Born attached at the chest, Chang and Eng were considered a marvel, an omen, an act of God, evidence of His glory or proof of His wrath. Uniquely cursed, enslaved to one another for life, they were a joke of nature variously feared and abhorred, disturbing our most basic assumptions about the human condition. Looking beyond the twins’ physical connection, Slouka imagines one man’s life of ordinary grace and suffering, longing and resistance, and the ties of love, as well as of blood, that bind and redeem us all.

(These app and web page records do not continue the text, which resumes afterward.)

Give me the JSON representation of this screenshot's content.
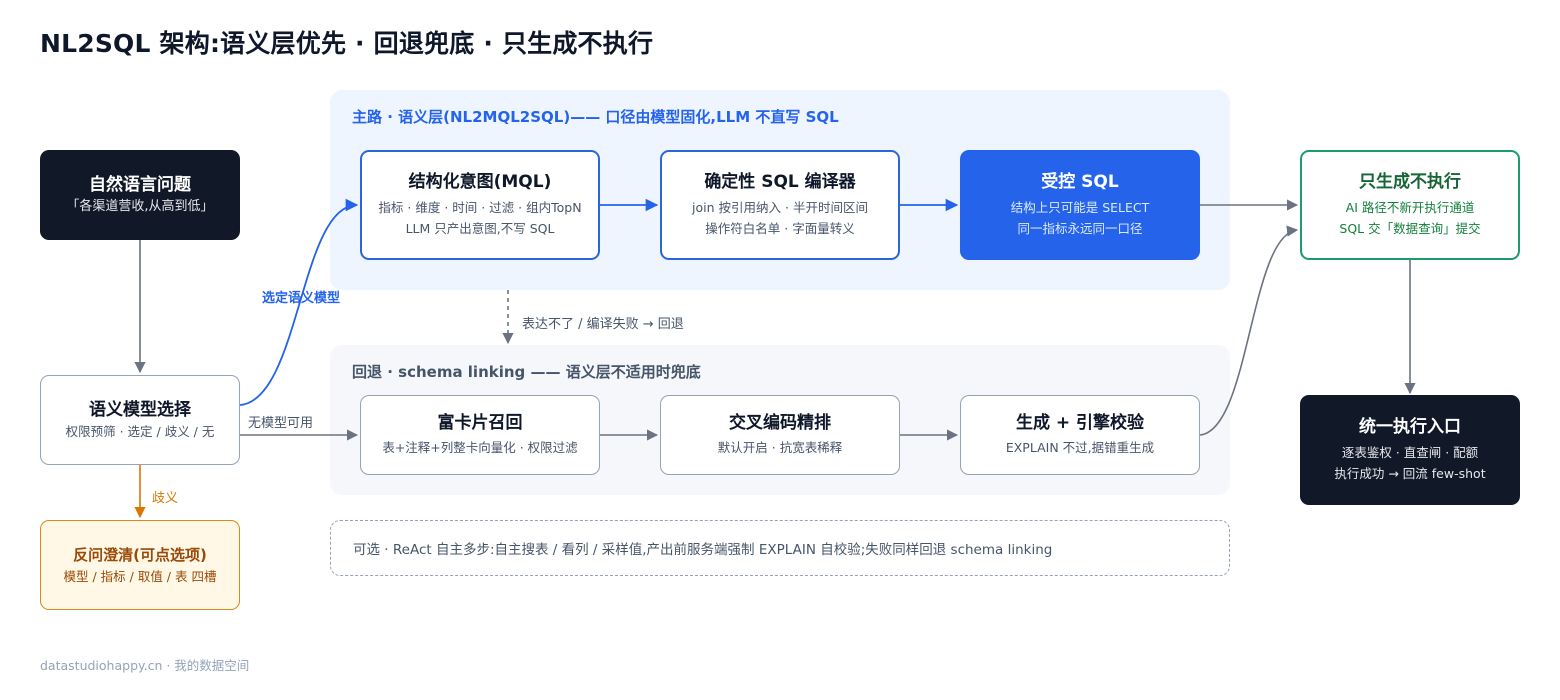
{
  "title": "NL2SQL 架构:语义层优先 · 回退兜底 · 只生成不执行",
  "panels": {
    "main": "主路 · 语义层(NL2MQL2SQL)—— 口径由模型固化,LLM 不直写 SQL",
    "fallback": "回退 · schema linking —— 语义层不适用时兜底"
  },
  "nodes": {
    "nl_question": {
      "title": "自然语言问题",
      "lines": [
        "「各渠道营收,从高到低」"
      ]
    },
    "model_select": {
      "title": "语义模型选择",
      "lines": [
        "权限预筛 · 选定 / 歧义 / 无"
      ]
    },
    "clarify": {
      "title": "反问澄清(可点选项)",
      "lines": [
        "模型 / 指标 / 取值 / 表 四槽"
      ]
    },
    "mql": {
      "title": "结构化意图(MQL)",
      "lines": [
        "指标 · 维度 · 时间 · 过滤 · 组内TopN",
        "LLM 只产出意图,不写 SQL"
      ]
    },
    "compiler": {
      "title": "确定性 SQL 编译器",
      "lines": [
        "join 按引用纳入 · 半开时间区间",
        "操作符白名单 · 字面量转义"
      ]
    },
    "controlled_sql": {
      "title": "受控 SQL",
      "lines": [
        "结构上只可能是 SELECT",
        "同一指标永远同一口径"
      ]
    },
    "gen_only": {
      "title": "只生成不执行",
      "lines": [
        "AI 路径不新开执行通道",
        "SQL 交「数据查询」提交"
      ]
    },
    "recall": {
      "title": "富卡片召回",
      "lines": [
        "表+注释+列整卡向量化 · 权限过滤"
      ]
    },
    "rerank": {
      "title": "交叉编码精排",
      "lines": [
        "默认开启 · 抗宽表稀释"
      ]
    },
    "gen_check": {
      "title": "生成 + 引擎校验",
      "lines": [
        "EXPLAIN 不过,据错重生成"
      ]
    },
    "exec_entry": {
      "title": "统一执行入口",
      "lines": [
        "逐表鉴权 · 直查闸 · 配额",
        "执行成功 → 回流 few-shot"
      ]
    }
  },
  "edge_labels": {
    "selected": "选定语义模型",
    "no_model": "无模型可用",
    "ambiguous": "歧义",
    "fallback": "表达不了 / 编译失败 → 回退"
  },
  "react_note": "可选 · ReAct 自主多步:自主搜表 / 看列 / 采样值,产出前服务端强制 EXPLAIN 自校验;失败同样回退 schema linking",
  "footer": "datastudiohappy.cn · 我的数据空间",
  "colors": {
    "accent_blue": "#2563eb",
    "edge_gray": "#6b7280",
    "edge_orange": "#d97706",
    "dark_node": "#111827",
    "green_border": "#1e9b6c"
  }
}
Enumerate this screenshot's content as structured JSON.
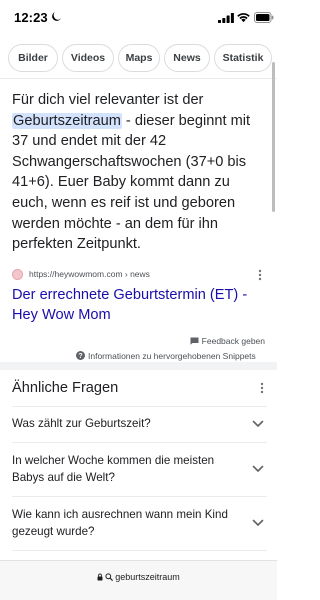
{
  "status_bar": {
    "time": "12:23"
  },
  "chips": [
    "Bilder",
    "Videos",
    "Maps",
    "News",
    "Statistik"
  ],
  "snippet": {
    "before": "Für dich viel relevanter ist der ",
    "highlight": "Geburtszeitraum",
    "after": " - dieser beginnt mit 37 und endet mit der 42 Schwangerschaftswochen (37+0 bis 41+6). Euer Baby kommt dann zu euch, wenn es reif ist und geboren werden möchte - an dem für ihn perfekten Zeitpunkt."
  },
  "source": {
    "url": "https://heywowmom.com › news",
    "title": "Der errechnete Geburtstermin (ET) - Hey Wow Mom"
  },
  "feedback_label": "Feedback geben",
  "info_label": "Informationen zu hervorgehobenen Snippets",
  "paa": {
    "heading": "Ähnliche Fragen",
    "questions": [
      "Was zählt zur Geburtszeit?",
      "In welcher Woche kommen die meisten Babys auf die Welt?",
      "Wie kann ich ausrechnen wann mein Kind gezeugt wurde?"
    ]
  },
  "address_bar": {
    "text": "geburtszeitraum"
  },
  "colors": {
    "link": "#1a0dab",
    "highlight": "#d3e3fd",
    "text": "#202124"
  }
}
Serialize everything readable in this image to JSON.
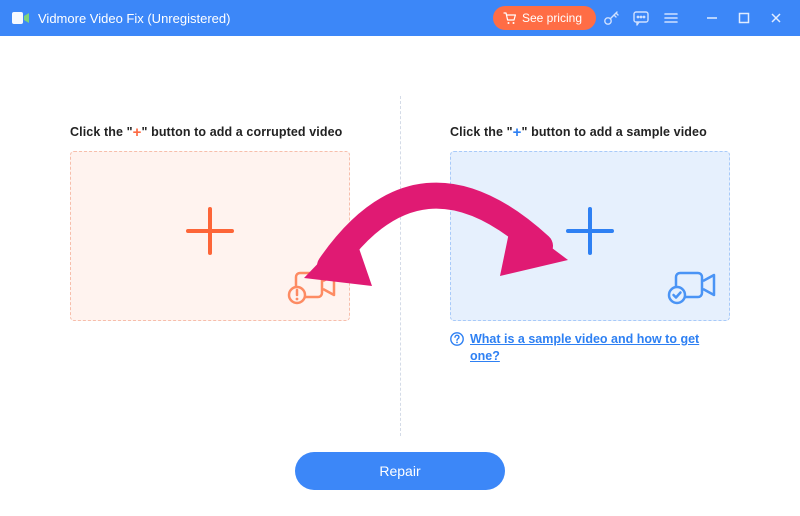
{
  "titlebar": {
    "app_title": "Vidmore Video Fix (Unregistered)",
    "pricing_label": "See pricing"
  },
  "panels": {
    "left": {
      "instr_prefix": "Click the \"",
      "instr_plus": "+",
      "instr_suffix": "\" button to add a corrupted video"
    },
    "right": {
      "instr_prefix": "Click the \"",
      "instr_plus": "+",
      "instr_suffix": "\" button to add a sample video"
    }
  },
  "help_link": "What is a sample video and how to get one?",
  "repair_label": "Repair",
  "colors": {
    "brand_blue": "#3c87f8",
    "accent_orange": "#fd6538",
    "pricing_orange": "#ff6d45",
    "arrow_pink": "#e01a73"
  }
}
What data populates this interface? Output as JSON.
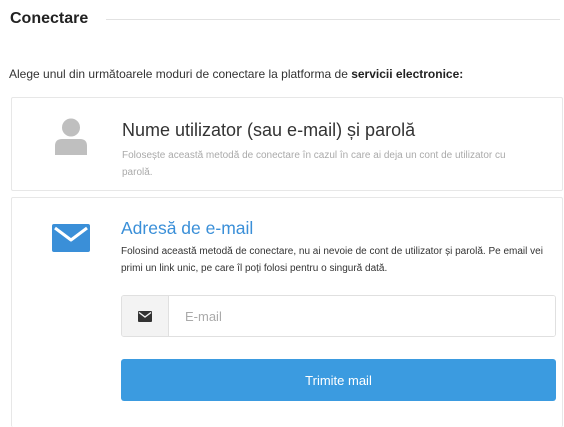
{
  "header": {
    "title": "Conectare"
  },
  "intro": {
    "text": "Alege unul din următoarele moduri de conectare la platforma de ",
    "bold": "servicii electronice:"
  },
  "options": [
    {
      "icon": "user-icon",
      "title": "Nume utilizator (sau e-mail) și parolă",
      "description": "Folosește această metodă de conectare în cazul în care ai deja un cont de utilizator cu parolă."
    },
    {
      "icon": "envelope-icon",
      "title": "Adresă de e-mail",
      "description": "Folosind această metodă de conectare, nu ai nevoie de cont de utilizator și parolă. Pe email vei primi un link unic, pe care îl poți folosi pentru o singură dată.",
      "email_input": {
        "value": "",
        "placeholder": "E-mail",
        "addon_icon": "envelope-icon"
      },
      "submit_label": "Trimite mail"
    }
  ],
  "colors": {
    "accent": "#3a8fd8",
    "button": "#3b9be0",
    "icon_gray": "#bfbfbf"
  }
}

Despite the incomparable predicament of their physical condition, Chang is wrapped in ordinary grace and suffering, searching for tranquility as he travels from Siam's marketplace to Parisian salons, to London's underworld and P.T. Barnum's sideshow, all the while improbably connected to a man who becomes his sworn enemy. In a last attempt at a normal life, Chang and Eng retire from the sideshow and move to the American South where they marry two sisters and Chang finds short-lives peace and redemption in his love for his son Christopher. This peace, however, is overtaken as events in their adopted country force them into a final terrifying battle with fate.
God's Fool (2002)
“If you can read [God’s Fool] without being astonished and touched, then you’d better check to see if your heart is made of stone…simply brilliant. A book of the year.”
— Dallas Morning News
"Slouka writes with the bare-bones ferocity of Jerzy Kosinski and the visual intensity of John Updike."
― Boston Herald
“Few books in recent memory have offered as much in terms of fully-formed characters, and fewer authors share Slouka's gift to render the extraordinary in ordinary terms without sacrificing its potency.”
— San Francisco Chronicle
“Exceptionally beautiful…the power of language and of reflection on the nature of connection is…essential, and compelling.”
—Washington Post Book World
“A gifted stylist.”
“With this sprawling, beautiful novel that touches on everything from slavery to the shadows of unremembered memory, Chang and Eng have inspired another winner.”
“A poetic rumination on love and family…We are constantly moved to tears by Slouka's spare and heart-breaking novel.”